Demonstrating just how challenging it is to keep private data secure, researchers from Imperial College London have presented an attack on a new data privacy system called Diffix, whose breakthrough technology has recently been commercialized and approved by the French data protection authority CNIL to satisfy the full criteria for GDPR (General Data Protection Regulation)—the new EU data protection law set to go into effect at the end of May.
But now the researchers have shown that, using only five attributes of an individual and asking 10 carefully chosen questions to the query-based system, it's possible to determine the individual's private attributes with up to 99% accuracy.
The researchers, Andrea Gadotti, Florimond Houssiau, Luc Rocher, and Yves-Alexandre de Montjoye from the departments of computing and data science at Imperial College London, have written a paper on their noise-exploitation attack on Diffix, which was developed by the German start-up Aircloak. Diffix uses technology pioneered by researchers at the Max Planck Institute over several years.
As the researchers at Imperial College London explain, the purpose of their attack is to highlight the need for both the full transparency of all new data privacy systems, along with a community that has full access to the techniques in order to detect and discuss potential vulnerabilities.
"We need to accept that no system is perfect," the researchers write in their blog at the Computational Privacy Group. "There will be attacks, and some of them will succeed. We need to prepare for this and learn from best practices in security: ensuring that several layers of security exist, to not have all the data in one place (what Jean-Pierre Hubaux calls the Fort Knox approach), etc. We also need standards and systems to be completely transparent and open. Building secure systems requires anyone to be able to review the code without technical or legal barriers, propose solutions and build upon existing work."
Data privacy protection systems are rapidly evolving, with traditional approaches based on data anonymization now rendered obsolete, due in part to the large sizes and uses of modern datasets. Alternatives to data anonymization, such as query-based systems like the one used by Diffix, provide a promising new solution. In these systems, users can ask questions about the data system and receive aggregate results as answers. This method aims to find a balance between using the data for useful purposes, such as performing research and fighting disease, while maintaining individual privacy.
In Diffix, the privacy protection comes in large part from the addition of noise. Somewhat ironically, the researchers exploit this noise in their attack in order to infer private information of individuals in the database. To do this, they implement an intersection attack, in which they pose two queries that ask for the number of individuals in the dataset who meet certain conditions. The two queries differ by only one condition, so that by calculating the difference between the results it's possible to cancel out part of the noise.
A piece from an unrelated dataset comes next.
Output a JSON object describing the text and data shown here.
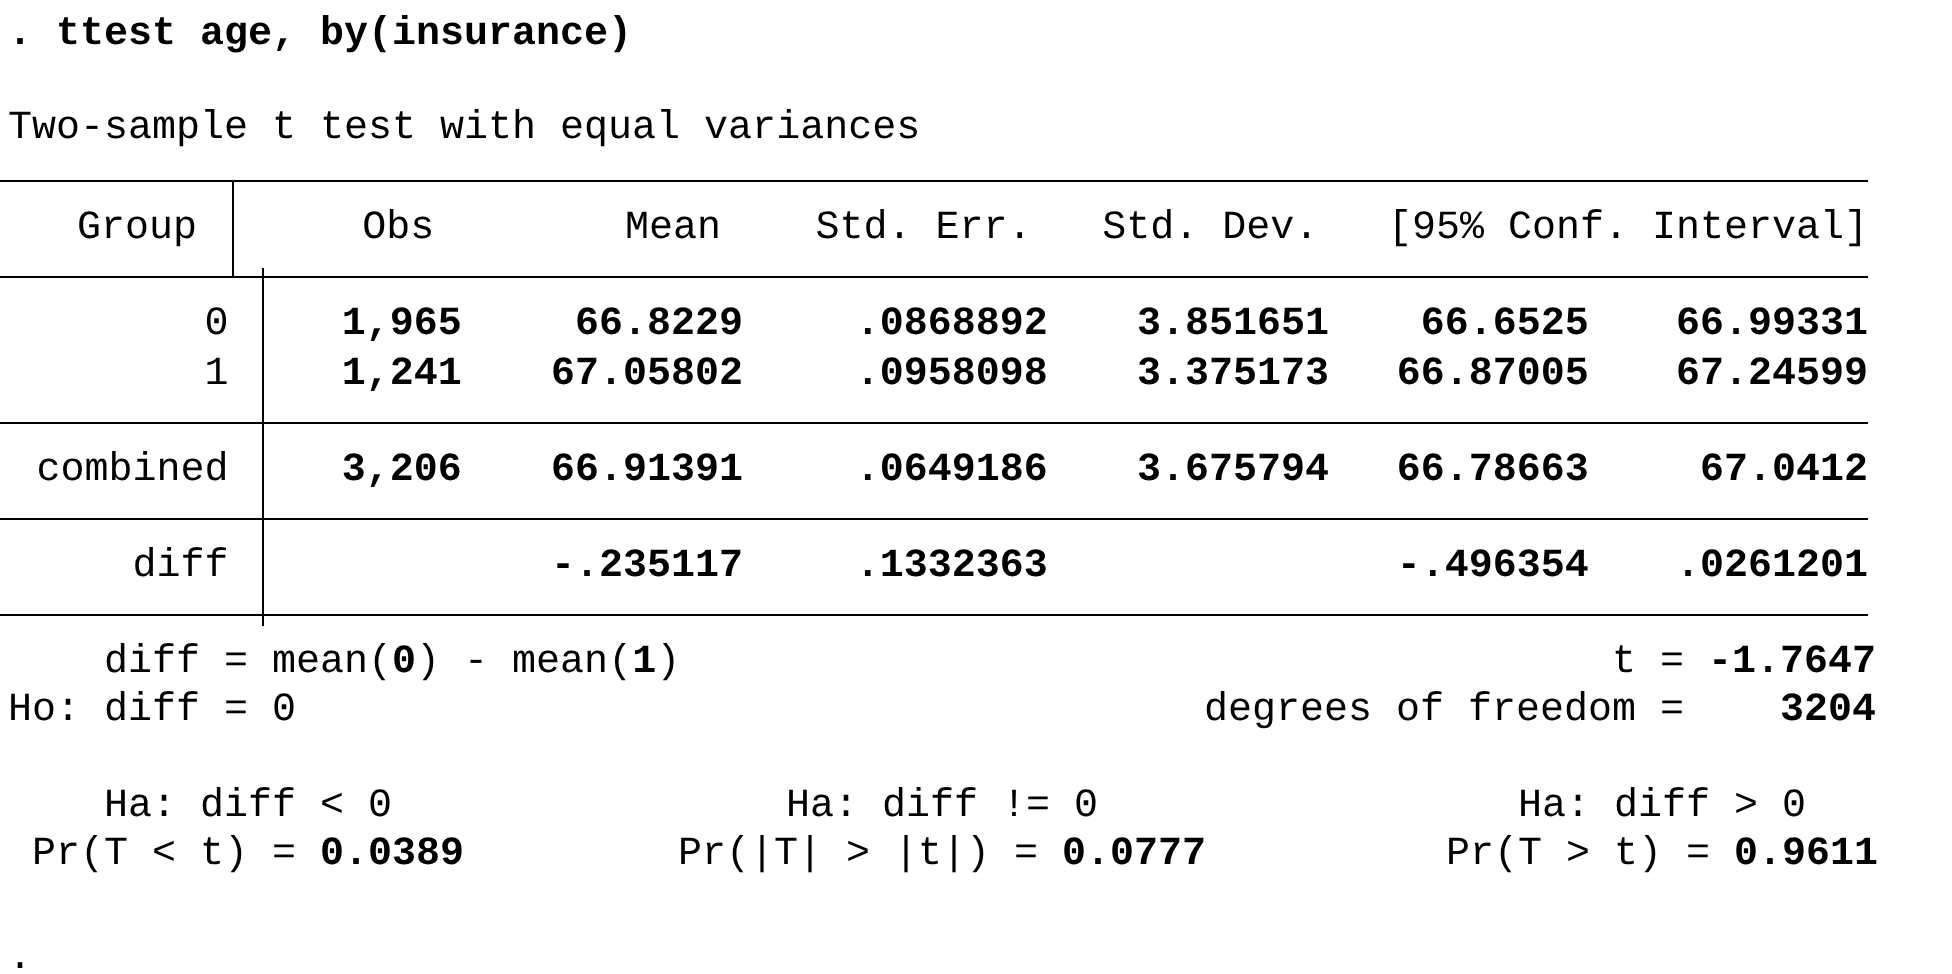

The researchers showed that, by obtaining five pairs of these results, and then performing a statistical test (the likelihood ratio test), it's possible to determine certain information about an individual—for example, whether or not the person has HIV.
Although the researchers point out a few limitations of their attack, they believe that it exposes a serious vulnerability of the system, and provides a reminder that privacy protection will continue to be an ongoing challenge.